LISTED ENTRIES.
▬▬▬▬▬▬▬▬▬▬
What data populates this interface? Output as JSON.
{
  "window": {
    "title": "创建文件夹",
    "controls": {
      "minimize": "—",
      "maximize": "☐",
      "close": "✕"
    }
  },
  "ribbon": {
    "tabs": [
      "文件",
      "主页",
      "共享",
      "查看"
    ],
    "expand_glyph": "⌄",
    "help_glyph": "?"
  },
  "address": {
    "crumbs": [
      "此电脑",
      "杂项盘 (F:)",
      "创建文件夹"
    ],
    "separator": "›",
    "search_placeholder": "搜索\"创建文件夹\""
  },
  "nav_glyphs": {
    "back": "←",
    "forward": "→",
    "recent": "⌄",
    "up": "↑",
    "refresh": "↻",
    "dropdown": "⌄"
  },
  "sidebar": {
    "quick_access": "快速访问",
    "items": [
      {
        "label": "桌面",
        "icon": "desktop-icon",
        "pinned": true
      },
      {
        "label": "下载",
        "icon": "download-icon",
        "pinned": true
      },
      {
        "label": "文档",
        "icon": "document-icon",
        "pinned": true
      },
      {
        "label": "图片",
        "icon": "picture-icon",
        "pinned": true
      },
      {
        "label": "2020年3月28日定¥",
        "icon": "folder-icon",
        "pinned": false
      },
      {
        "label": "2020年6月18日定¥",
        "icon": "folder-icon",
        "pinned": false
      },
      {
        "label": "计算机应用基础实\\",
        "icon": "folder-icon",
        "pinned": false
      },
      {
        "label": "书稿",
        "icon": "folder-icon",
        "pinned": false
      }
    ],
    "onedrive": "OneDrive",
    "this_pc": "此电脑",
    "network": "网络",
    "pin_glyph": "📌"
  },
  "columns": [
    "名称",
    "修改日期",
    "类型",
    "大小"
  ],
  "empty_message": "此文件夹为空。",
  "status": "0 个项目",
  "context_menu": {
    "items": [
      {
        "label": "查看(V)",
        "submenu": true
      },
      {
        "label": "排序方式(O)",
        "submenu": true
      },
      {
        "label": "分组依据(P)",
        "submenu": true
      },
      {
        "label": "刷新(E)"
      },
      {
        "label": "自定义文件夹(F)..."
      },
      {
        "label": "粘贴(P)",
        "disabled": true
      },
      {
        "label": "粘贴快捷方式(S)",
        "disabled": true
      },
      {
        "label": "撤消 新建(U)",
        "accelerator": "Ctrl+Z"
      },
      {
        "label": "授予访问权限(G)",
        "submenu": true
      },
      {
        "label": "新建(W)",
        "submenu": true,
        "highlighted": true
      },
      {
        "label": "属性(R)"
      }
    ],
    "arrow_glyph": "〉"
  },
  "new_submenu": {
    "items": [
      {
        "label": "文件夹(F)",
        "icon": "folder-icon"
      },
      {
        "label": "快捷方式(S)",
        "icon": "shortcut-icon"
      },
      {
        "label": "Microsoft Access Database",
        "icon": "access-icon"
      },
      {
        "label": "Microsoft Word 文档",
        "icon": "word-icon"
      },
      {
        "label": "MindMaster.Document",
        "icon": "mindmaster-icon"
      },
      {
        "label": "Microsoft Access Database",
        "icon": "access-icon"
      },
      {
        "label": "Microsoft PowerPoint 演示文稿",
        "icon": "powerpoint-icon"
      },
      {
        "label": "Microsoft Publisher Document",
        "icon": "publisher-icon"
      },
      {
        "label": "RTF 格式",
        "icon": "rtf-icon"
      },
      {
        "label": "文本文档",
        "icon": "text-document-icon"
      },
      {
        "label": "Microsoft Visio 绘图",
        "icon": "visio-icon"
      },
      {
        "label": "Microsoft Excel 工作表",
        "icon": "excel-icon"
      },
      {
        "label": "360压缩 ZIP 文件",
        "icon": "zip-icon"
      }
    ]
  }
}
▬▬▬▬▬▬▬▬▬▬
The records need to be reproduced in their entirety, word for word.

OUTPUT.
What data populates this interface? Output as JSON.
{
  "window": {
    "title": "创建文件夹",
    "controls": {
      "minimize": "—",
      "maximize": "☐",
      "close": "✕"
    }
  },
  "ribbon": {
    "tabs": [
      "文件",
      "主页",
      "共享",
      "查看"
    ],
    "expand_glyph": "⌄",
    "help_glyph": "?"
  },
  "address": {
    "crumbs": [
      "此电脑",
      "杂项盘 (F:)",
      "创建文件夹"
    ],
    "separator": "›",
    "search_placeholder": "搜索\"创建文件夹\""
  },
  "nav_glyphs": {
    "back": "←",
    "forward": "→",
    "recent": "⌄",
    "up": "↑",
    "refresh": "↻",
    "dropdown": "⌄"
  },
  "sidebar": {
    "quick_access": "快速访问",
    "items": [
      {
        "label": "桌面",
        "icon": "desktop-icon",
        "pinned": true
      },
      {
        "label": "下载",
        "icon": "download-icon",
        "pinned": true
      },
      {
        "label": "文档",
        "icon": "document-icon",
        "pinned": true
      },
      {
        "label": "图片",
        "icon": "picture-icon",
        "pinned": true
      },
      {
        "label": "2020年3月28日定¥",
        "icon": "folder-icon",
        "pinned": false
      },
      {
        "label": "2020年6月18日定¥",
        "icon": "folder-icon",
        "pinned": false
      },
      {
        "label": "计算机应用基础实\\",
        "icon": "folder-icon",
        "pinned": false
      },
      {
        "label": "书稿",
        "icon": "folder-icon",
        "pinned": false
      }
    ],
    "onedrive": "OneDrive",
    "this_pc": "此电脑",
    "network": "网络",
    "pin_glyph": "📌"
  },
  "columns": [
    "名称",
    "修改日期",
    "类型",
    "大小"
  ],
  "empty_message": "此文件夹为空。",
  "status": "0 个项目",
  "context_menu": {
    "items": [
      {
        "label": "查看(V)",
        "submenu": true
      },
      {
        "label": "排序方式(O)",
        "submenu": true
      },
      {
        "label": "分组依据(P)",
        "submenu": true
      },
      {
        "label": "刷新(E)"
      },
      {
        "label": "自定义文件夹(F)..."
      },
      {
        "label": "粘贴(P)",
        "disabled": true
      },
      {
        "label": "粘贴快捷方式(S)",
        "disabled": true
      },
      {
        "label": "撤消 新建(U)",
        "accelerator": "Ctrl+Z"
      },
      {
        "label": "授予访问权限(G)",
        "submenu": true
      },
      {
        "label": "新建(W)",
        "submenu": true,
        "highlighted": true
      },
      {
        "label": "属性(R)"
      }
    ],
    "arrow_glyph": "〉"
  },
  "new_submenu": {
    "items": [
      {
        "label": "文件夹(F)",
        "icon": "folder-icon"
      },
      {
        "label": "快捷方式(S)",
        "icon": "shortcut-icon"
      },
      {
        "label": "Microsoft Access Database",
        "icon": "access-icon"
      },
      {
        "label": "Microsoft Word 文档",
        "icon": "word-icon"
      },
      {
        "label": "MindMaster.Document",
        "icon": "mindmaster-icon"
      },
      {
        "label": "Microsoft Access Database",
        "icon": "access-icon"
      },
      {
        "label": "Microsoft PowerPoint 演示文稿",
        "icon": "powerpoint-icon"
      },
      {
        "label": "Microsoft Publisher Document",
        "icon": "publisher-icon"
      },
      {
        "label": "RTF 格式",
        "icon": "rtf-icon"
      },
      {
        "label": "文本文档",
        "icon": "text-document-icon"
      },
      {
        "label": "Microsoft Visio 绘图",
        "icon": "visio-icon"
      },
      {
        "label": "Microsoft Excel 工作表",
        "icon": "excel-icon"
      },
      {
        "label": "360压缩 ZIP 文件",
        "icon": "zip-icon"
      }
    ]
  }
}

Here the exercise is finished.